=== DATA FOR THIS EXERCISE ===

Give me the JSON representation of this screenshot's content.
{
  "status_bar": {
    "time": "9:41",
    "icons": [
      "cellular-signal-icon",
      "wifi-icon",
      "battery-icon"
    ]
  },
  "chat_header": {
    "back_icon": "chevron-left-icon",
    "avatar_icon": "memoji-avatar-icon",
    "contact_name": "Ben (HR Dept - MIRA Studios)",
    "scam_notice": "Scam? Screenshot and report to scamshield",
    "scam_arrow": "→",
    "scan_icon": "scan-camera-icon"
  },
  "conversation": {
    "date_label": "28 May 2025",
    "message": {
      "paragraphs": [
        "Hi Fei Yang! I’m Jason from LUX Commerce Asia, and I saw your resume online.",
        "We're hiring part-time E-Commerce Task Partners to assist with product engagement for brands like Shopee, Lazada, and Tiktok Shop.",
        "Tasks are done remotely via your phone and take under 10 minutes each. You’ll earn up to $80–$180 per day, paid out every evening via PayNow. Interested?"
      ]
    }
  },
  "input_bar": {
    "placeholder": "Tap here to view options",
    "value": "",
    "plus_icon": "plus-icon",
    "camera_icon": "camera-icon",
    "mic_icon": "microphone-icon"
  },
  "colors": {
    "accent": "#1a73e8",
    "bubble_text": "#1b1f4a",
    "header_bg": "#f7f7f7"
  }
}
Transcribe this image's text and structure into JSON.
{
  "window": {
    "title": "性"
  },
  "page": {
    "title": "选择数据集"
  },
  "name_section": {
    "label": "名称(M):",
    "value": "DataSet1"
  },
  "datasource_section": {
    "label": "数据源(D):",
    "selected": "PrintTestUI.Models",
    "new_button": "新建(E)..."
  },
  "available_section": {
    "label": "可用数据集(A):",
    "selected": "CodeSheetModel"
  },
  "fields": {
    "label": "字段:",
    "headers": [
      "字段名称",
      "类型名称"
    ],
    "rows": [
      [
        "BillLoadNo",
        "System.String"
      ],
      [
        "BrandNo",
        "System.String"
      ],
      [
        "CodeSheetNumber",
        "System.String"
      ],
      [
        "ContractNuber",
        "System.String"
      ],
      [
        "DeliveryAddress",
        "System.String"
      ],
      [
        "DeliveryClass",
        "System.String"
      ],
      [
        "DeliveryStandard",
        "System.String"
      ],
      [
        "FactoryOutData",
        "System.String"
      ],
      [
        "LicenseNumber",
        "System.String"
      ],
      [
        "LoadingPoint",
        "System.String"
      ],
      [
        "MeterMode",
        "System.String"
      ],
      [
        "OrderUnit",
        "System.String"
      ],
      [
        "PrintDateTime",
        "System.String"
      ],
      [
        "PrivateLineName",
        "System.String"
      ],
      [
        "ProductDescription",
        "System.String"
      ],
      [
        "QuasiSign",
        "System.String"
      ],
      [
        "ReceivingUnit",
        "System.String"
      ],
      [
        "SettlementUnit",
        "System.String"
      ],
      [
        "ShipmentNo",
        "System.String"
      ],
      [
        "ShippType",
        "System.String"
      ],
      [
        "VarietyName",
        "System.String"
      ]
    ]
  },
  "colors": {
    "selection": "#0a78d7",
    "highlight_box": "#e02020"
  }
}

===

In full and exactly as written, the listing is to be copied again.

* _WORKED SOLUTION_
Give me the JSON representation of this screenshot's content.
{
  "status_bar": {
    "time": "9:41",
    "icons": [
      "cellular-signal-icon",
      "wifi-icon",
      "battery-icon"
    ]
  },
  "chat_header": {
    "back_icon": "chevron-left-icon",
    "avatar_icon": "memoji-avatar-icon",
    "contact_name": "Ben (HR Dept - MIRA Studios)",
    "scam_notice": "Scam? Screenshot and report to scamshield",
    "scam_arrow": "→",
    "scan_icon": "scan-camera-icon"
  },
  "conversation": {
    "date_label": "28 May 2025",
    "message": {
      "paragraphs": [
        "Hi Fei Yang! I’m Jason from LUX Commerce Asia, and I saw your resume online.",
        "We're hiring part-time E-Commerce Task Partners to assist with product engagement for brands like Shopee, Lazada, and Tiktok Shop.",
        "Tasks are done remotely via your phone and take under 10 minutes each. You’ll earn up to $80–$180 per day, paid out every evening via PayNow. Interested?"
      ]
    }
  },
  "input_bar": {
    "placeholder": "Tap here to view options",
    "value": "",
    "plus_icon": "plus-icon",
    "camera_icon": "camera-icon",
    "mic_icon": "microphone-icon"
  },
  "colors": {
    "accent": "#1a73e8",
    "bubble_text": "#1b1f4a",
    "header_bg": "#f7f7f7"
  }
}
Transcribe this image's text and structure into JSON.
{
  "window": {
    "title": "性"
  },
  "page": {
    "title": "选择数据集"
  },
  "name_section": {
    "label": "名称(M):",
    "value": "DataSet1"
  },
  "datasource_section": {
    "label": "数据源(D):",
    "selected": "PrintTestUI.Models",
    "new_button": "新建(E)..."
  },
  "available_section": {
    "label": "可用数据集(A):",
    "selected": "CodeSheetModel"
  },
  "fields": {
    "label": "字段:",
    "headers": [
      "字段名称",
      "类型名称"
    ],
    "rows": [
      [
        "BillLoadNo",
        "System.String"
      ],
      [
        "BrandNo",
        "System.String"
      ],
      [
        "CodeSheetNumber",
        "System.String"
      ],
      [
        "ContractNuber",
        "System.String"
      ],
      [
        "DeliveryAddress",
        "System.String"
      ],
      [
        "DeliveryClass",
        "System.String"
      ],
      [
        "DeliveryStandard",
        "System.String"
      ],
      [
        "FactoryOutData",
        "System.String"
      ],
      [
        "LicenseNumber",
        "System.String"
      ],
      [
        "LoadingPoint",
        "System.String"
      ],
      [
        "MeterMode",
        "System.String"
      ],
      [
        "OrderUnit",
        "System.String"
      ],
      [
        "PrintDateTime",
        "System.String"
      ],
      [
        "PrivateLineName",
        "System.String"
      ],
      [
        "ProductDescription",
        "System.String"
      ],
      [
        "QuasiSign",
        "System.String"
      ],
      [
        "ReceivingUnit",
        "System.String"
      ],
      [
        "SettlementUnit",
        "System.String"
      ],
      [
        "ShipmentNo",
        "System.String"
      ],
      [
        "ShippType",
        "System.String"
      ],
      [
        "VarietyName",
        "System.String"
      ]
    ]
  },
  "colors": {
    "selection": "#0a78d7",
    "highlight_box": "#e02020"
  }
}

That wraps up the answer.